Send every record back word for word.

DATA EXCERPTS section start

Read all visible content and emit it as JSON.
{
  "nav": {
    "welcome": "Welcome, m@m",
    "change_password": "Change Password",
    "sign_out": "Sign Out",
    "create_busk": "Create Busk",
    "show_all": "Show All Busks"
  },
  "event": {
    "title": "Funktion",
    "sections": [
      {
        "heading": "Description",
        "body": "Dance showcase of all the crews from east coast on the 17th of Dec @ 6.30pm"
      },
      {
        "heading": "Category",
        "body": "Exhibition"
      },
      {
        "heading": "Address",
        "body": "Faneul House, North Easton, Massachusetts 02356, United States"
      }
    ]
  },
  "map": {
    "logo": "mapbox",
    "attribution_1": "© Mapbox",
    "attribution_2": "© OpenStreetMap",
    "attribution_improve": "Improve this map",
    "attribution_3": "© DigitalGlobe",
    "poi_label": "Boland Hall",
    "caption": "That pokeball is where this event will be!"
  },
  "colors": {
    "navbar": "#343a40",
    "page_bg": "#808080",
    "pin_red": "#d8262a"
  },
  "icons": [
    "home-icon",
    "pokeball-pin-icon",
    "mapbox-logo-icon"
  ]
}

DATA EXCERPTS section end

TASK OUTPUT:
Read all visible content and emit it as JSON.
{
  "nav": {
    "welcome": "Welcome, m@m",
    "change_password": "Change Password",
    "sign_out": "Sign Out",
    "create_busk": "Create Busk",
    "show_all": "Show All Busks"
  },
  "event": {
    "title": "Funktion",
    "sections": [
      {
        "heading": "Description",
        "body": "Dance showcase of all the crews from east coast on the 17th of Dec @ 6.30pm"
      },
      {
        "heading": "Category",
        "body": "Exhibition"
      },
      {
        "heading": "Address",
        "body": "Faneul House, North Easton, Massachusetts 02356, United States"
      }
    ]
  },
  "map": {
    "logo": "mapbox",
    "attribution_1": "© Mapbox",
    "attribution_2": "© OpenStreetMap",
    "attribution_improve": "Improve this map",
    "attribution_3": "© DigitalGlobe",
    "poi_label": "Boland Hall",
    "caption": "That pokeball is where this event will be!"
  },
  "colors": {
    "navbar": "#343a40",
    "page_bg": "#808080",
    "pin_red": "#d8262a"
  },
  "icons": [
    "home-icon",
    "pokeball-pin-icon",
    "mapbox-logo-icon"
  ]
}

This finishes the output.